◆ **TASK REQUIREMENTS**
Pull each line containing "Settings" out of the listing below.

◆ **EXERCISE DATA**
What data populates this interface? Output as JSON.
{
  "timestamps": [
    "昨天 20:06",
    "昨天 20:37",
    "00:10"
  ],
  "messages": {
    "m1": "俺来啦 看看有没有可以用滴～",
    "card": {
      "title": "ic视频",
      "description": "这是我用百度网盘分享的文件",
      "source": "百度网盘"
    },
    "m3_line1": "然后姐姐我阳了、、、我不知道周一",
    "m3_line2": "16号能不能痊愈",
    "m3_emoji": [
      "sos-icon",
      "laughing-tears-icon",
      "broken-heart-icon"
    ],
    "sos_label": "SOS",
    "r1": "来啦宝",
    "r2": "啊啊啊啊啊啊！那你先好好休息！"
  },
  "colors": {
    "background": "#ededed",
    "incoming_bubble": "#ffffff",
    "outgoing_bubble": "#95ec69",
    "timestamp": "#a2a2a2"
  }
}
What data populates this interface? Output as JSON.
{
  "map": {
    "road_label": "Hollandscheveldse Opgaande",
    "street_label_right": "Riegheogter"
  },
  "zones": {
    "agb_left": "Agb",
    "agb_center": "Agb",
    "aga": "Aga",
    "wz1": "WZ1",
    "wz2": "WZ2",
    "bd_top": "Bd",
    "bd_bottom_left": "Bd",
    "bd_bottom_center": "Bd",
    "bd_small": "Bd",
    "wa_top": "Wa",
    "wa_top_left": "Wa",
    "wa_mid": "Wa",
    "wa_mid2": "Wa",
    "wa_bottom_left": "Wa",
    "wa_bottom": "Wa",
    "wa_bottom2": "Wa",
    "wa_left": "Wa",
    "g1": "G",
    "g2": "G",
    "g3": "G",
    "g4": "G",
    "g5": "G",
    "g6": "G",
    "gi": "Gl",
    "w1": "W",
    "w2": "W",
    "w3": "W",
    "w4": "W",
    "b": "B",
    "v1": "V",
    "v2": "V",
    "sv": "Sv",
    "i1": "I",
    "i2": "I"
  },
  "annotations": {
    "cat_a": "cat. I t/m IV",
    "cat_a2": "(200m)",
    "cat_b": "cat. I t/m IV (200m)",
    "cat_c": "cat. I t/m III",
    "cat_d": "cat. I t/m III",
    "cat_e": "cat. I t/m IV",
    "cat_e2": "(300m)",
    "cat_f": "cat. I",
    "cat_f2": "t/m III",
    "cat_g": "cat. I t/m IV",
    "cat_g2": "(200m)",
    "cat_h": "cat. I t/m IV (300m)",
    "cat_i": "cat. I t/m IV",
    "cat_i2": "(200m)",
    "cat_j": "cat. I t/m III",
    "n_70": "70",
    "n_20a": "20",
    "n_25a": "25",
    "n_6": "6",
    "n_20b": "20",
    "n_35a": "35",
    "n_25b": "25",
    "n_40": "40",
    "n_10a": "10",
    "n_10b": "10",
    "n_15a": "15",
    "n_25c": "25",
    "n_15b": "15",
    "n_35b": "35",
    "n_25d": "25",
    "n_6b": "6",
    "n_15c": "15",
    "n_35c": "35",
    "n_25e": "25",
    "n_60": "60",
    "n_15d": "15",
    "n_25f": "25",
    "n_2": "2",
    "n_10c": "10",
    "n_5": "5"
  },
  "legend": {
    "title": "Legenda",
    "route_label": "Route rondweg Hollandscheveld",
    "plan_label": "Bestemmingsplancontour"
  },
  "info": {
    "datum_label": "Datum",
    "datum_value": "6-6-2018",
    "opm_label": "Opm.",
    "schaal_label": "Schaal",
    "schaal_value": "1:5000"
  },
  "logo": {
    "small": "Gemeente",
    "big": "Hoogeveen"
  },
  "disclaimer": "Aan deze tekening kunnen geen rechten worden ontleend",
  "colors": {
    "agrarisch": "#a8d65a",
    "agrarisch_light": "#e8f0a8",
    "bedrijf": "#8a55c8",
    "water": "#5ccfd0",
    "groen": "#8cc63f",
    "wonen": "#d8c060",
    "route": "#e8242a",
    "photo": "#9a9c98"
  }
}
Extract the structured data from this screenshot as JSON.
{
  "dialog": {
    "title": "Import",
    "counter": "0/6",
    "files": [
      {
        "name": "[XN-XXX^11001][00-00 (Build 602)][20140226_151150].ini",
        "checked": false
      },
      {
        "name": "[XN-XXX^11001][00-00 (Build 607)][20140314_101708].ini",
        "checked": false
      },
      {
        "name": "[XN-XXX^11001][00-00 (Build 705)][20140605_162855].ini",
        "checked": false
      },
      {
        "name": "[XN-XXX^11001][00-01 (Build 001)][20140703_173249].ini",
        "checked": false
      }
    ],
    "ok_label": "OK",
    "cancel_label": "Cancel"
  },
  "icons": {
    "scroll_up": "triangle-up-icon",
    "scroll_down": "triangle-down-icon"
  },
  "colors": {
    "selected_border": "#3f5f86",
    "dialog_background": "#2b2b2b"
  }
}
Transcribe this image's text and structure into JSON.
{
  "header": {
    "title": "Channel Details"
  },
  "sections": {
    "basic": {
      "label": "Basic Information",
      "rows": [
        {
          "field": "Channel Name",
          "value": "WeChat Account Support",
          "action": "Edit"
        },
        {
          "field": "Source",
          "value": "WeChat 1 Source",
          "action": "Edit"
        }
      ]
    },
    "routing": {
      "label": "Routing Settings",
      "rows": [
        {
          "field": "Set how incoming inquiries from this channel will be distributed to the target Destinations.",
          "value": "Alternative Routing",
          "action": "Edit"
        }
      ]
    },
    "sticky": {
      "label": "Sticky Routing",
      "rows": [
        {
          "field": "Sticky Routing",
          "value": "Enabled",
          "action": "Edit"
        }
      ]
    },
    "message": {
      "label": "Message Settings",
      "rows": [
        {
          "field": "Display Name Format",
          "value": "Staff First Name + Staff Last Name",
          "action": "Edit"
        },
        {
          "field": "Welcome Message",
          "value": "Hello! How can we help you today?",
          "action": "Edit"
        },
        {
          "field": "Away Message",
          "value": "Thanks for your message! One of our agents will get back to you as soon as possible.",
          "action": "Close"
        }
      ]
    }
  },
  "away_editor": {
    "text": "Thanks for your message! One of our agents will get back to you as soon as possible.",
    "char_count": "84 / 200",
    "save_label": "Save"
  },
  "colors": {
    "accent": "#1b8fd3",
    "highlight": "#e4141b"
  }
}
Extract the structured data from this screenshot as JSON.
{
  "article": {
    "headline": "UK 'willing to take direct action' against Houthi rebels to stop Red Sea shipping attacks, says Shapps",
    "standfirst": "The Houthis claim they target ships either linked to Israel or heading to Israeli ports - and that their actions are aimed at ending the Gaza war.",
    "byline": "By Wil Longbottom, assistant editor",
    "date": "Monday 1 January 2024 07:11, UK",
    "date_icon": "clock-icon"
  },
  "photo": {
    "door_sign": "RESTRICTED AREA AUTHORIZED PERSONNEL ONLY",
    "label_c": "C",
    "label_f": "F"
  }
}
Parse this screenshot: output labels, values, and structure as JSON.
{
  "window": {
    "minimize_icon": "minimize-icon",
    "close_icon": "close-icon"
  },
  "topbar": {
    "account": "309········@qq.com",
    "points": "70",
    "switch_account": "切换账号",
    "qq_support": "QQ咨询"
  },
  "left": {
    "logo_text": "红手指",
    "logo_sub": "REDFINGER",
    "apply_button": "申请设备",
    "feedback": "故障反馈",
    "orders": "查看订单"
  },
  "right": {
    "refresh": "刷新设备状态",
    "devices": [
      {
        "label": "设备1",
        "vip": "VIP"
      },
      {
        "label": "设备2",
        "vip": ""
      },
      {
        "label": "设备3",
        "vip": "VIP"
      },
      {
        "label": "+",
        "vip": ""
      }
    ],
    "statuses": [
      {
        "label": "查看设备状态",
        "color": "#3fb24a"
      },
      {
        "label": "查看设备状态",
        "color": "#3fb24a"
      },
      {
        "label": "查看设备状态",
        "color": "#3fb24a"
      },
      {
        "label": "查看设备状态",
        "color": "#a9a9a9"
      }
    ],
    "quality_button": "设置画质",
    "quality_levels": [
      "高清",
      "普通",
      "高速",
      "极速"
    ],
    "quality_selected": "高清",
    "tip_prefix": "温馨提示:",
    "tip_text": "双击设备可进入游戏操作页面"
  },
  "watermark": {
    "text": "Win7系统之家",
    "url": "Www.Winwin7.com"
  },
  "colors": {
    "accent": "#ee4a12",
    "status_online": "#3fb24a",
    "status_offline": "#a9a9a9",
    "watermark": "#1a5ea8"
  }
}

◆ **PROBLEM SOLUTION**
      "label": "Routing Settings",
      "label": "Message Settings",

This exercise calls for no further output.